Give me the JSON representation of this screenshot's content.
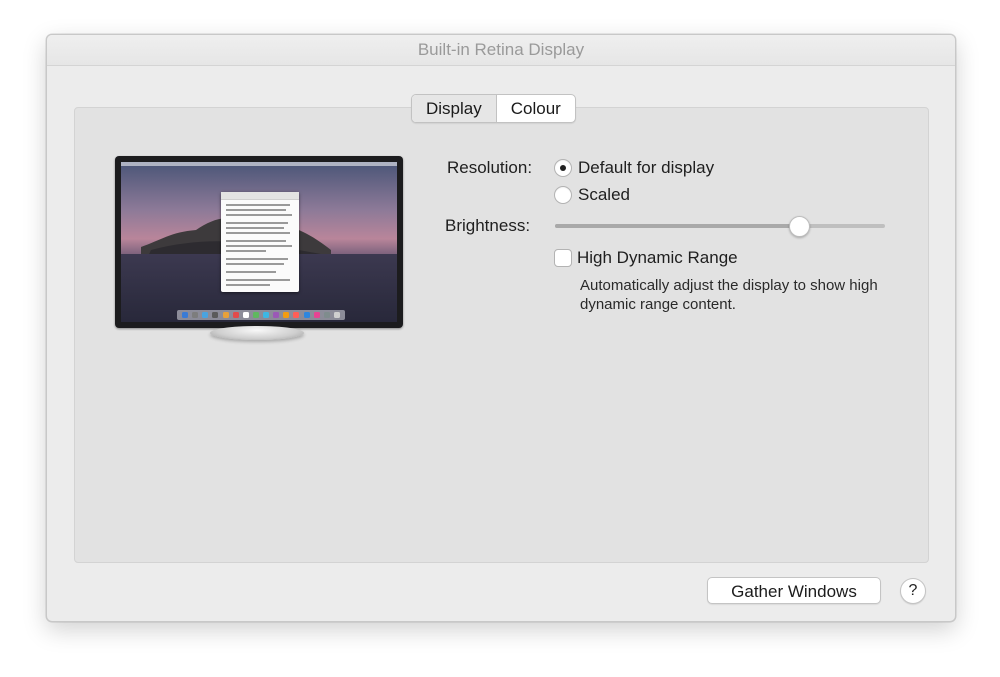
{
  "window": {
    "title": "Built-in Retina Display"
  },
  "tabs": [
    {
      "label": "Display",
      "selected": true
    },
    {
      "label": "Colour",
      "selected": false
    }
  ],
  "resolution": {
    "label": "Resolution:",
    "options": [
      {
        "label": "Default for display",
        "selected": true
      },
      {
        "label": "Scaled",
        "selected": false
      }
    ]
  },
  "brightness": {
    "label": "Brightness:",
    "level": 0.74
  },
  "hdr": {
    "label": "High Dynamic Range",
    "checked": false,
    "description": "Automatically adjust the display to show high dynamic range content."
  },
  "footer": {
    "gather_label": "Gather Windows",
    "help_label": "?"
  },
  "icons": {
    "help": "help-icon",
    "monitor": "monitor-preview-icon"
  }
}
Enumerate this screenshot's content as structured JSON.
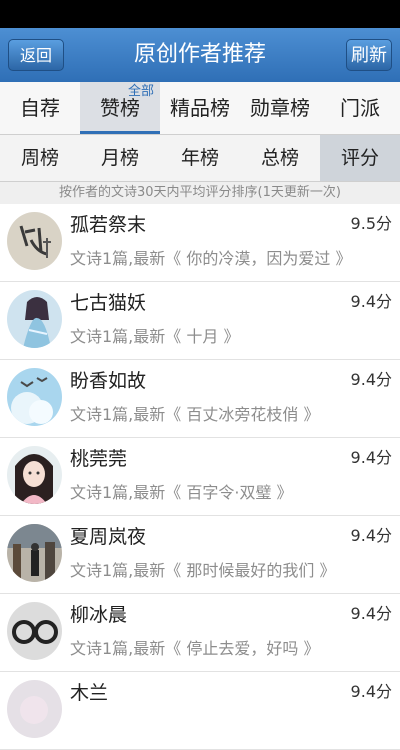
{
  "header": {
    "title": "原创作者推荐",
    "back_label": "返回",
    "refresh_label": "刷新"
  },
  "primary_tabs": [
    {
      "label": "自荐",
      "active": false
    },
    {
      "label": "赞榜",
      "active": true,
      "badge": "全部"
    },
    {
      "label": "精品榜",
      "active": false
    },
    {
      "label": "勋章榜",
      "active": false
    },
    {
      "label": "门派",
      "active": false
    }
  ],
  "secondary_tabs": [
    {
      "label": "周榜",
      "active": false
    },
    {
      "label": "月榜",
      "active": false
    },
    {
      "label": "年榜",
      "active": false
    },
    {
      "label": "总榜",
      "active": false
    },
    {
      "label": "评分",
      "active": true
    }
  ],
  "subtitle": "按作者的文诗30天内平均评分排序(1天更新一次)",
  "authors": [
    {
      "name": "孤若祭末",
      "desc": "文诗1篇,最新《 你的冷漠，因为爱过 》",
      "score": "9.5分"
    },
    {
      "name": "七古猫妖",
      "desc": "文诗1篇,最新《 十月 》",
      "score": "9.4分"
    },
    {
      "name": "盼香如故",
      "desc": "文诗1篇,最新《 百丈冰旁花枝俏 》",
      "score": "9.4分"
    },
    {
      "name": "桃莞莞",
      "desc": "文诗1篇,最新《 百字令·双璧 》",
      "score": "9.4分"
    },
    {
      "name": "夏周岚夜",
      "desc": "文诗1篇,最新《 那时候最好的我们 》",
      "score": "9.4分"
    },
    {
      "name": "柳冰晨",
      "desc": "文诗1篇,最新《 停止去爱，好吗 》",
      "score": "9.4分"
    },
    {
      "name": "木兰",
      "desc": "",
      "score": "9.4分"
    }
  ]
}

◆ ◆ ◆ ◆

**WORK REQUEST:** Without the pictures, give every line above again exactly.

**EXERCISE SOLUTION:**
Give me the JSON representation of this screenshot's content.
{
  "window": {
    "title": "Built-in Retina Display"
  },
  "tabs": [
    {
      "label": "Display",
      "selected": true
    },
    {
      "label": "Colour",
      "selected": false
    }
  ],
  "resolution": {
    "label": "Resolution:",
    "options": [
      {
        "label": "Default for display",
        "selected": true
      },
      {
        "label": "Scaled",
        "selected": false
      }
    ]
  },
  "brightness": {
    "label": "Brightness:",
    "level": 0.74
  },
  "hdr": {
    "label": "High Dynamic Range",
    "checked": false,
    "description": "Automatically adjust the display to show high dynamic range content."
  },
  "footer": {
    "gather_label": "Gather Windows",
    "help_label": "?"
  },
  "icons": {
    "help": "help-icon",
    "monitor": "monitor-preview-icon"
  }
}
Enumerate this screenshot's content as structured JSON.
{
  "header": {
    "title": "原创作者推荐",
    "back_label": "返回",
    "refresh_label": "刷新"
  },
  "primary_tabs": [
    {
      "label": "自荐",
      "active": false
    },
    {
      "label": "赞榜",
      "active": true,
      "badge": "全部"
    },
    {
      "label": "精品榜",
      "active": false
    },
    {
      "label": "勋章榜",
      "active": false
    },
    {
      "label": "门派",
      "active": false
    }
  ],
  "secondary_tabs": [
    {
      "label": "周榜",
      "active": false
    },
    {
      "label": "月榜",
      "active": false
    },
    {
      "label": "年榜",
      "active": false
    },
    {
      "label": "总榜",
      "active": false
    },
    {
      "label": "评分",
      "active": true
    }
  ],
  "subtitle": "按作者的文诗30天内平均评分排序(1天更新一次)",
  "authors": [
    {
      "name": "孤若祭末",
      "desc": "文诗1篇,最新《 你的冷漠，因为爱过 》",
      "score": "9.5分"
    },
    {
      "name": "七古猫妖",
      "desc": "文诗1篇,最新《 十月 》",
      "score": "9.4分"
    },
    {
      "name": "盼香如故",
      "desc": "文诗1篇,最新《 百丈冰旁花枝俏 》",
      "score": "9.4分"
    },
    {
      "name": "桃莞莞",
      "desc": "文诗1篇,最新《 百字令·双璧 》",
      "score": "9.4分"
    },
    {
      "name": "夏周岚夜",
      "desc": "文诗1篇,最新《 那时候最好的我们 》",
      "score": "9.4分"
    },
    {
      "name": "柳冰晨",
      "desc": "文诗1篇,最新《 停止去爱，好吗 》",
      "score": "9.4分"
    },
    {
      "name": "木兰",
      "desc": "",
      "score": "9.4分"
    }
  ]
}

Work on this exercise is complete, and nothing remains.